That’s a phrase I used to like to throw around. The idea is that all sounds are ultimately ripples in the atmosphere, changes in air pressure that our ears can decode; and as such the waves that radiate through the air carrying a Beethoven symphony are no different from the ones that radiate out from a car accident.
That’s true, I think; but it’s not the whole truth, because each wave is perfectly unique as well. No two can be identical. And it is precisely because of this that it’s been possible for us to connect different meanings to these waves. Words, car horns, music, and so on would be indistinguishable if all sounds were the same.
These two truths seem to coexist as a kind of double helix, with one strand standing for the unity of all sounds and the other standing for the uniqueness of each. Sound is comprised of both.
Most of us only call certain sounds music. If a hammer falls off of a table, say, most people would not define the resulting clatter as music. But, happily, there are some of us who would hear music in that falling hammer, and it is the music made by these people that is the subject of this post. The station I’ve been working on this week, named “Ovals,” is the soundtrack. Listen.
Some of the music it plays is made from the sounds of machines malfunctioning (a genre known as Glitch). Some of the other music it plays (referred to by the genre name Minimal Click) has been described by Torben Sangild as “the frailest dance beat ever heard” (See his essay in “Bad Music: The Music We Love to Hate”). It will also play Noise music, which is comprised of hisses, scrapes, white and pink noise, and similar things.

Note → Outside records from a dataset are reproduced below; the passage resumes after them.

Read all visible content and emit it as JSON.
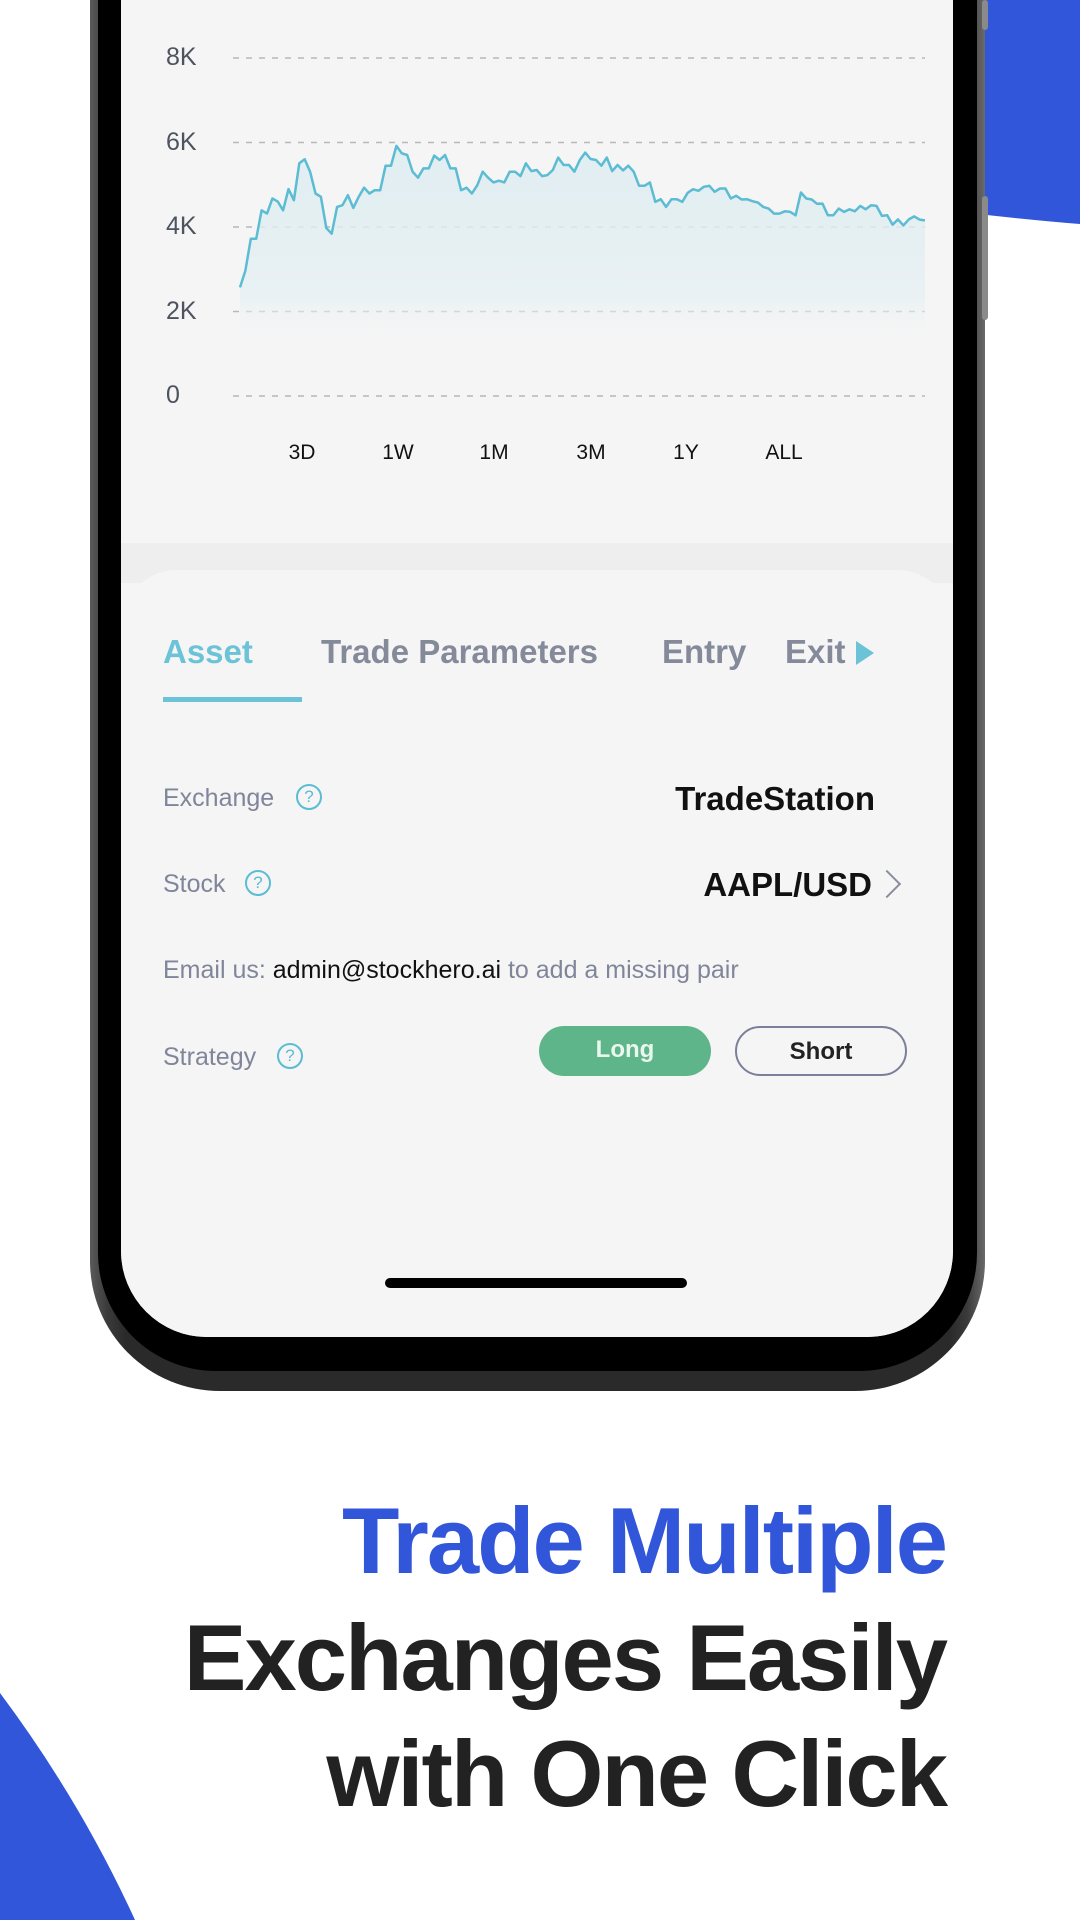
{
  "colors": {
    "brand_blue": "#3156d9",
    "accent_teal": "#6cc2d6",
    "long_green": "#5fb58a",
    "text_dark": "#222222",
    "text_muted": "#80859a",
    "screen_bg": "#f5f5f5"
  },
  "chart_data": {
    "type": "area",
    "title": "",
    "xlabel": "",
    "ylabel": "",
    "ylim": [
      0,
      8000
    ],
    "yticks": [
      0,
      2000,
      4000,
      6000,
      8000
    ],
    "ytick_labels": [
      "0",
      "2K",
      "4K",
      "6K",
      "8K"
    ],
    "grid": true,
    "line_color": "#5bbcd3",
    "series": [
      {
        "name": "portfolio",
        "values": [
          2571,
          2967,
          3721,
          3720,
          4396,
          4317,
          4674,
          4600,
          4396,
          4896,
          4634,
          5507,
          5603,
          5309,
          4793,
          4714,
          3976,
          3841,
          4476,
          4515,
          4753,
          4452,
          4714,
          4929,
          4793,
          4872,
          4872,
          5452,
          5452,
          5919,
          5745,
          5705,
          5309,
          5166,
          5388,
          5388,
          5690,
          5586,
          5705,
          5388,
          5388,
          4872,
          4929,
          4793,
          4990,
          5309,
          5166,
          5055,
          5095,
          5055,
          5309,
          5309,
          5205,
          5507,
          5324,
          5348,
          5205,
          5229,
          5348,
          5643,
          5467,
          5467,
          5309,
          5586,
          5762,
          5610,
          5586,
          5452,
          5643,
          5324,
          5467,
          5340,
          5452,
          5309,
          4976,
          4976,
          5055,
          4595,
          4657,
          4476,
          4657,
          4657,
          4595,
          4810,
          4895,
          4857,
          4952,
          4976,
          4833,
          4912,
          4912,
          4674,
          4738,
          4650,
          4657,
          4610,
          4579,
          4476,
          4436,
          4317,
          4317,
          4371,
          4357,
          4276,
          4817,
          4674,
          4650,
          4548,
          4555,
          4276,
          4276,
          4436,
          4357,
          4419,
          4371,
          4500,
          4419,
          4515,
          4500,
          4262,
          4276,
          4055,
          4181,
          4038,
          4181,
          4252,
          4174,
          4157
        ]
      }
    ],
    "period_options": [
      "3D",
      "1W",
      "1M",
      "3M",
      "1Y",
      "ALL"
    ]
  },
  "tabs": {
    "items": [
      {
        "label": "Asset",
        "active": true
      },
      {
        "label": "Trade Parameters",
        "active": false
      },
      {
        "label": "Entry",
        "active": false
      },
      {
        "label": "Exit",
        "active": false
      }
    ],
    "more_icon": "triangle-right-icon"
  },
  "form": {
    "exchange": {
      "label": "Exchange",
      "value": "TradeStation",
      "help_icon": "question-circle-icon",
      "help_glyph": "?"
    },
    "stock": {
      "label": "Stock",
      "value": "AAPL/USD",
      "help_icon": "question-circle-icon",
      "help_glyph": "?",
      "chevron_icon": "chevron-right-icon"
    },
    "email_note": {
      "prefix": "Email us: ",
      "email": "admin@stockhero.ai",
      "suffix": " to add a missing pair"
    },
    "strategy": {
      "label": "Strategy",
      "help_glyph": "?",
      "options": [
        {
          "label": "Long",
          "selected": true
        },
        {
          "label": "Short",
          "selected": false
        }
      ]
    }
  },
  "headline": {
    "line1": "Trade Multiple",
    "line2": "Exchanges Easily",
    "line3": "with One Click"
  }
}
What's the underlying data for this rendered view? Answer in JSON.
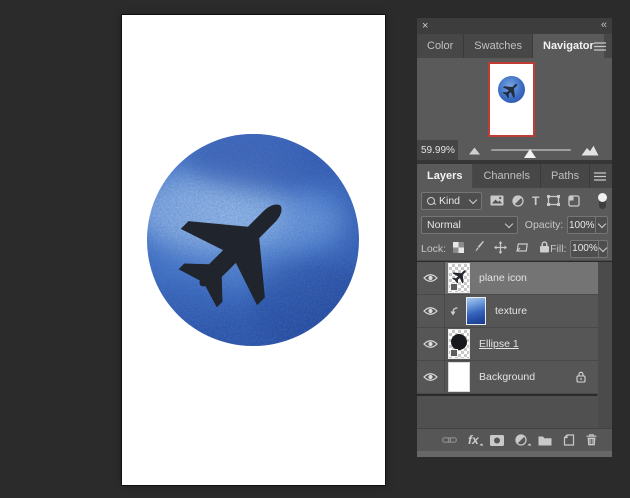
{
  "navigator": {
    "tabs": [
      {
        "label": "Color"
      },
      {
        "label": "Swatches"
      },
      {
        "label": "Navigator"
      }
    ],
    "active_tab": "Navigator",
    "zoom_value": "59.99%",
    "close_glyph": "×",
    "collapse_glyph": "«"
  },
  "layers": {
    "tabs": [
      {
        "label": "Layers"
      },
      {
        "label": "Channels"
      },
      {
        "label": "Paths"
      }
    ],
    "active_tab": "Layers",
    "filter_kind_label": "Kind",
    "type_filter_glyph": "T",
    "blend_mode_value": "Normal",
    "opacity_label": "Opacity:",
    "opacity_value": "100%",
    "lock_label": "Lock:",
    "fill_label": "Fill:",
    "fill_value": "100%",
    "rows": [
      {
        "name": "plane icon",
        "selected": true,
        "type": "shape"
      },
      {
        "name": "texture",
        "clipped": true,
        "type": "image"
      },
      {
        "name": "Ellipse 1",
        "selected": false,
        "type": "shape"
      },
      {
        "name": "Background",
        "locked": true,
        "type": "background"
      }
    ],
    "toolbar_fx_label": "fx"
  },
  "colors": {
    "app_background": "#2b2b2b",
    "panel_body": "#5a5a5a",
    "selection_highlight": "#747474",
    "navigator_preview_border": "#bf3b33",
    "artwork_blue_light": "#a9c9f0",
    "artwork_blue_mid": "#3b6cc2",
    "artwork_blue_dark": "#1e4094",
    "plane_silhouette": "#20242c"
  }
}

If the station works right, tonal sounds (pitches and chords) will be rare, as will traditional Western musical syntax or form. There will rarely be any regular beat or pulse in the music, and if there is a pulse, it will be unlike the rhythms heard in other popular music.

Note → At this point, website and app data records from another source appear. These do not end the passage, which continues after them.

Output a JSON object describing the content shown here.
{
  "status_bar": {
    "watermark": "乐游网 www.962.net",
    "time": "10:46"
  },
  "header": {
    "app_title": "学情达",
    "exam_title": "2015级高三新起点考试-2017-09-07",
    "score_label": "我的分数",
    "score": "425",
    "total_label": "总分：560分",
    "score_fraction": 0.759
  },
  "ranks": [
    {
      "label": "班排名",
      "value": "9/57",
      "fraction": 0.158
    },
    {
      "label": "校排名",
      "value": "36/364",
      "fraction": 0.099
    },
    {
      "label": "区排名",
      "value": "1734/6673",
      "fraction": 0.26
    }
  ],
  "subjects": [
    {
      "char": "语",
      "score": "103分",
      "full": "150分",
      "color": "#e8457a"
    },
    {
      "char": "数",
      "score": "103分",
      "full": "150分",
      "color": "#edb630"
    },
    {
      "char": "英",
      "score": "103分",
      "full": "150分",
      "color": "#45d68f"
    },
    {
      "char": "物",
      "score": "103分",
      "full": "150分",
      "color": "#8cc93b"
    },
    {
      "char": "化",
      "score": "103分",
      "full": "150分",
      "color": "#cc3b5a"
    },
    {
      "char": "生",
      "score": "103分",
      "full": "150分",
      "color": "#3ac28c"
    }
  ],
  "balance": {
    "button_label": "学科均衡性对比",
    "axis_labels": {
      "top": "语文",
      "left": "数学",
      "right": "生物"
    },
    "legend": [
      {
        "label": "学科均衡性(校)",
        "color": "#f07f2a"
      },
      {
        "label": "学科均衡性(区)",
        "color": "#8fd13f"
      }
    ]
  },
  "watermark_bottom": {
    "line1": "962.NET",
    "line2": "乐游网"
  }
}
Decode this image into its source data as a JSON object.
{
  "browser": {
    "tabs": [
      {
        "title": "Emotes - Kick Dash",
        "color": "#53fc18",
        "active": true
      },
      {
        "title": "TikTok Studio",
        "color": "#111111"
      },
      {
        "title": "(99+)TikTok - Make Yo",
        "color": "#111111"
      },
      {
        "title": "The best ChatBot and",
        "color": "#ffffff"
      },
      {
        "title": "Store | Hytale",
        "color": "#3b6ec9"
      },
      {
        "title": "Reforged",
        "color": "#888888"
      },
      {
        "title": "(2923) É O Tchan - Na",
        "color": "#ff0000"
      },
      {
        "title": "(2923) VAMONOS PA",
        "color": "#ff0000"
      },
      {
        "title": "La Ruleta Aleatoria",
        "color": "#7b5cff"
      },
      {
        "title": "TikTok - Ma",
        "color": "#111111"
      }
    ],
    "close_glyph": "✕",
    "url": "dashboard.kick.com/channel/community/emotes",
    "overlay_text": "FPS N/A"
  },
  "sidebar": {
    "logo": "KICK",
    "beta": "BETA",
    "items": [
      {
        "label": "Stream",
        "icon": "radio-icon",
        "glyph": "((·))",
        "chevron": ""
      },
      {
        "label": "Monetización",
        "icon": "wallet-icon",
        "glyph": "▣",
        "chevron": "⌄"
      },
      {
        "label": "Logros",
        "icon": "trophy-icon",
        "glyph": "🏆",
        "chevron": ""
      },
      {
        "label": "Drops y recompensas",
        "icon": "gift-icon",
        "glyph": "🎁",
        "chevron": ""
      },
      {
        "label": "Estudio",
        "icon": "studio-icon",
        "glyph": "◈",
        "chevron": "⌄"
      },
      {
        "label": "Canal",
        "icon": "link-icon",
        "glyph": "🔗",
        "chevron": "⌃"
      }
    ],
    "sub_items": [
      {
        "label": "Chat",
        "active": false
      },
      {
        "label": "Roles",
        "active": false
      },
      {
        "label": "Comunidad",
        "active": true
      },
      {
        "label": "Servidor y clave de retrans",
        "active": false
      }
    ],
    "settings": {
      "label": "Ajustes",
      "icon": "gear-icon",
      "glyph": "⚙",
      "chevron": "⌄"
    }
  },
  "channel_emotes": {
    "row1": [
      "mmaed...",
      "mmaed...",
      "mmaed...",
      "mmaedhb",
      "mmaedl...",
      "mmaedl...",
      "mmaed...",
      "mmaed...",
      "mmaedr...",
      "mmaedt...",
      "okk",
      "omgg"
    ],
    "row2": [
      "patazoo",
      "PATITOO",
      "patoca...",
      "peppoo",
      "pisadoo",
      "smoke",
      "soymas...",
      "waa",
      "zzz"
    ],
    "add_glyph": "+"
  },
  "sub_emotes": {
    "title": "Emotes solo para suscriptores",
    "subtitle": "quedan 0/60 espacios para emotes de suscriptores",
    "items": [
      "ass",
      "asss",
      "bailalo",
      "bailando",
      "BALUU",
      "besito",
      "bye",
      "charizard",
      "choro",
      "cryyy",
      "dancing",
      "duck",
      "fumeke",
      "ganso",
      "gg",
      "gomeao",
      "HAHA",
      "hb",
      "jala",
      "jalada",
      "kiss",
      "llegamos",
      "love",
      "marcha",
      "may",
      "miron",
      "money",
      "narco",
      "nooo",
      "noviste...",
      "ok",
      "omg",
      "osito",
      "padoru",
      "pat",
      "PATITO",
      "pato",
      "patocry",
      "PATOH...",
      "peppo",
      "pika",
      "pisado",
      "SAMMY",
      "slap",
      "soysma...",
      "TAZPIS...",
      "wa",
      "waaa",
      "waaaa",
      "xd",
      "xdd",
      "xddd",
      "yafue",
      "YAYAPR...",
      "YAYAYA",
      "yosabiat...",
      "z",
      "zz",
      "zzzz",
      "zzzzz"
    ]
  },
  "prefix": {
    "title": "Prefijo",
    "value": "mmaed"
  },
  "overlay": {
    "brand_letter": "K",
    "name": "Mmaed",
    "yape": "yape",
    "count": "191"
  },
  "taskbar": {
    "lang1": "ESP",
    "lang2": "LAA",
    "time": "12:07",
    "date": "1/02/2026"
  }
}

There is an emphasis on timbre and texture in these pieces, either by strict limitation of timbres or by inclusion of unusual and possibly “unmusical” ones.

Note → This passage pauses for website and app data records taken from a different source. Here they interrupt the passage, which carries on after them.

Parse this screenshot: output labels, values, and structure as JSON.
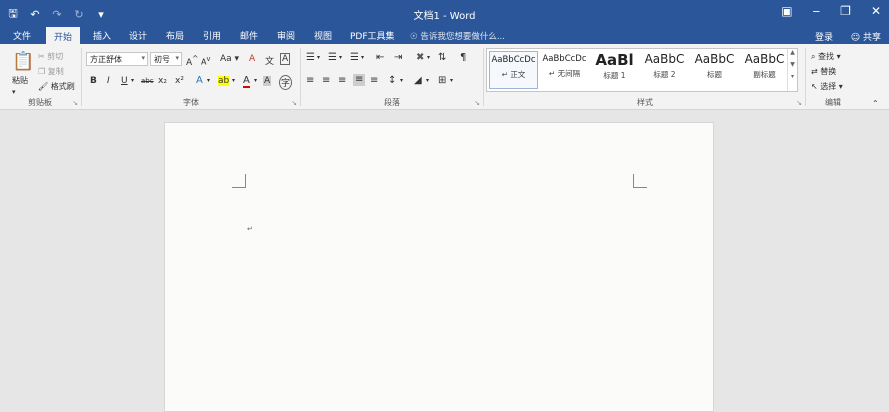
{
  "window": {
    "title": "文档1 - Word"
  },
  "qat": {
    "save_icon": "save-icon",
    "undo_icon": "undo-icon",
    "redo_icon": "redo-icon",
    "repeat_icon": "repeat-icon",
    "customize_icon": "customize-icon"
  },
  "tabs": [
    {
      "label": "文件"
    },
    {
      "label": "开始"
    },
    {
      "label": "插入"
    },
    {
      "label": "设计"
    },
    {
      "label": "布局"
    },
    {
      "label": "引用"
    },
    {
      "label": "邮件"
    },
    {
      "label": "审阅"
    },
    {
      "label": "视图"
    },
    {
      "label": "PDF工具集"
    }
  ],
  "tell_me": "告诉我您想要做什么...",
  "account": {
    "login": "登录",
    "share": "共享"
  },
  "ribbon": {
    "clipboard": {
      "label": "剪贴板",
      "paste": "粘贴",
      "cut": "剪切",
      "copy": "复制",
      "format_painter": "格式刷"
    },
    "font": {
      "label": "字体",
      "font_name": "方正舒体",
      "font_size": "初号",
      "bold": "B",
      "italic": "I",
      "underline": "U",
      "strike": "abc",
      "sub": "x₂",
      "sup": "x²",
      "grow": "A",
      "shrink": "A",
      "case": "Aa",
      "clear": "A",
      "wen": "文",
      "char_border": "A",
      "text_effect": "A",
      "highlight": "ab",
      "font_color": "A",
      "enclose": "字"
    },
    "paragraph": {
      "label": "段落"
    },
    "styles": {
      "label": "样式",
      "items": [
        {
          "preview": "AaBbCcDc",
          "name": "↵ 正文"
        },
        {
          "preview": "AaBbCcDc",
          "name": "↵ 无间隔"
        },
        {
          "preview": "AaBl",
          "name": "标题 1"
        },
        {
          "preview": "AaBbC",
          "name": "标题 2"
        },
        {
          "preview": "AaBbC",
          "name": "标题"
        },
        {
          "preview": "AaBbC",
          "name": "副标题"
        }
      ]
    },
    "editing": {
      "label": "编辑",
      "find": "查找",
      "replace": "替换",
      "select": "选择"
    }
  },
  "document": {
    "paragraph_mark": "↵"
  }
}
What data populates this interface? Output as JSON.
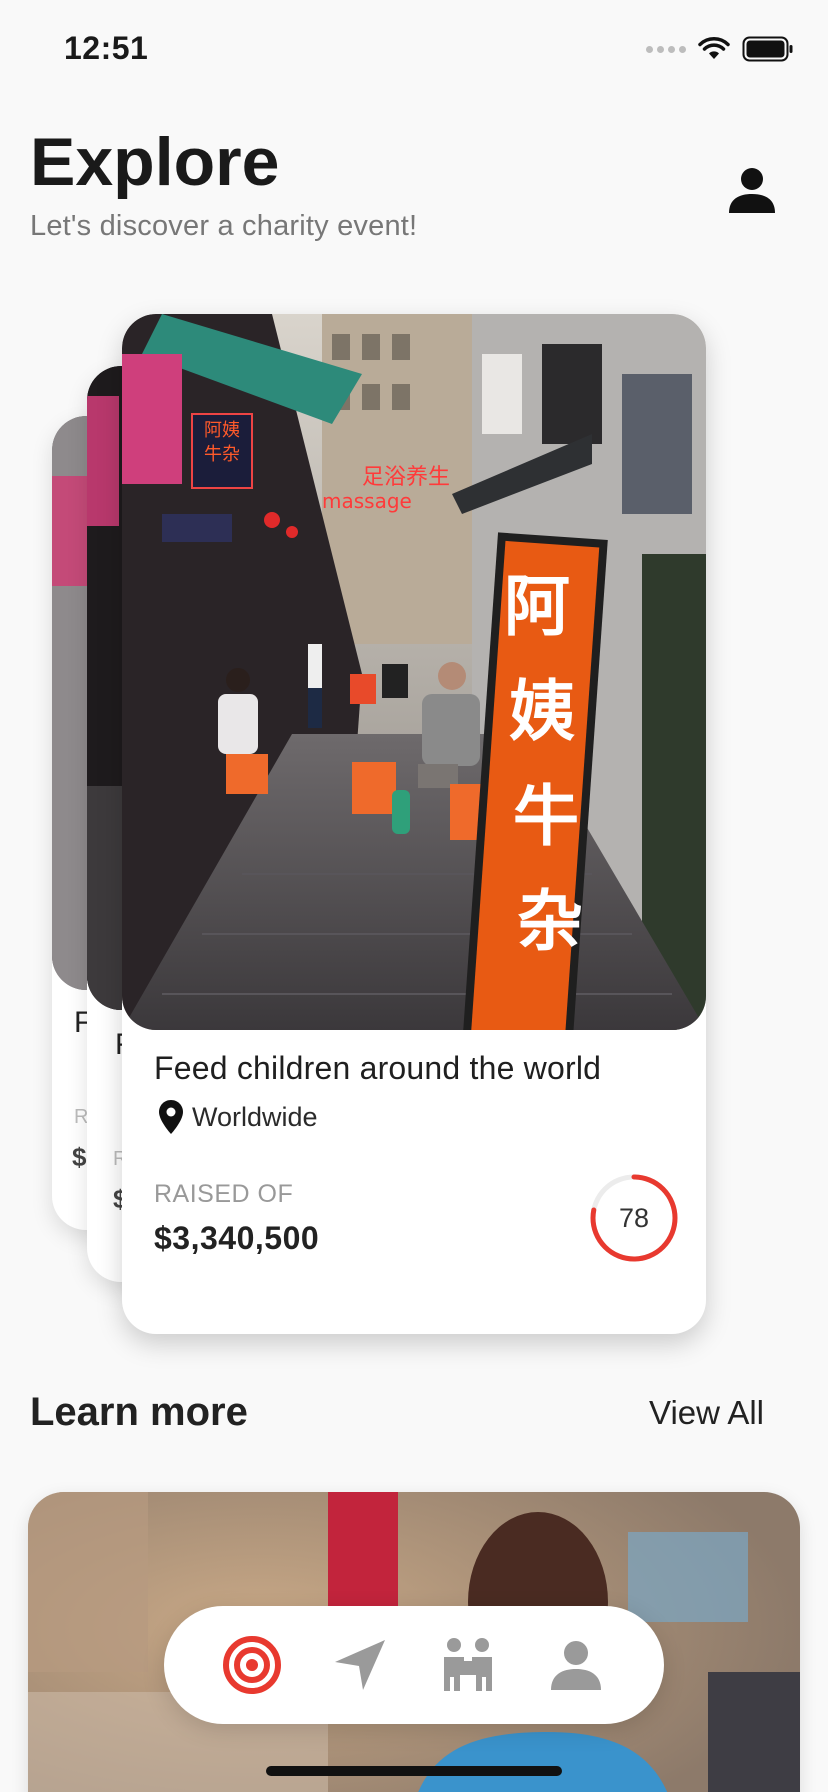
{
  "status_bar": {
    "time": "12:51"
  },
  "header": {
    "title": "Explore",
    "subtitle": "Let's discover a charity event!"
  },
  "back_cards": [
    {
      "title_fragment": "F",
      "raised_fragment": "R",
      "amount_fragment": "$"
    },
    {
      "title_fragment": "F",
      "raised_fragment": "R",
      "amount_fragment": "$"
    }
  ],
  "featured_card": {
    "title": "Feed children around the world",
    "location": "Worldwide",
    "raised_label": "RAISED OF",
    "raised_amount": "$3,340,500",
    "progress_value": "78",
    "progress_percent": 78,
    "photo_sign_text": [
      "阿",
      "姨",
      "牛",
      "杂"
    ],
    "photo_neon_text": "massage"
  },
  "learn_more": {
    "title": "Learn more",
    "view_all_label": "View All"
  },
  "bottom_nav": {
    "items": [
      "target-icon",
      "send-icon",
      "people-icon",
      "person-icon"
    ],
    "active": "target-icon"
  },
  "colors": {
    "accent": "#e8392f",
    "background": "#f9f9f9",
    "inactive_icon": "#9a9a9a",
    "sign_orange": "#e85a13"
  }
}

There is often a strong sense of dimension and landscape, as if music is all about the collisions and arrangements of shapes and masses. These are compositions of blocks, holes, slices, and motes of sound.
There is also a sense of vacancy in this music. The world is crowded, but here in this music, entire buildings, parking lots, valleys, and continents seem uninhabited.
Beyond these values and charms, there is the fact that these pieces present most of us with sounds and contexts that are new and unknown. That may be an inherently artistic quality. Hard to say for sure, but it can feel that way. With few associations to bring to these sounds, we are free to make our own. We engage with experience in a way that makes us beginners again. We see the world differently.
If there is a house of music, it has a door that most of us have never noticed before. It is rarely used and coated with dust, and in that dust I have written the word “Ovals.”
See you on the other side.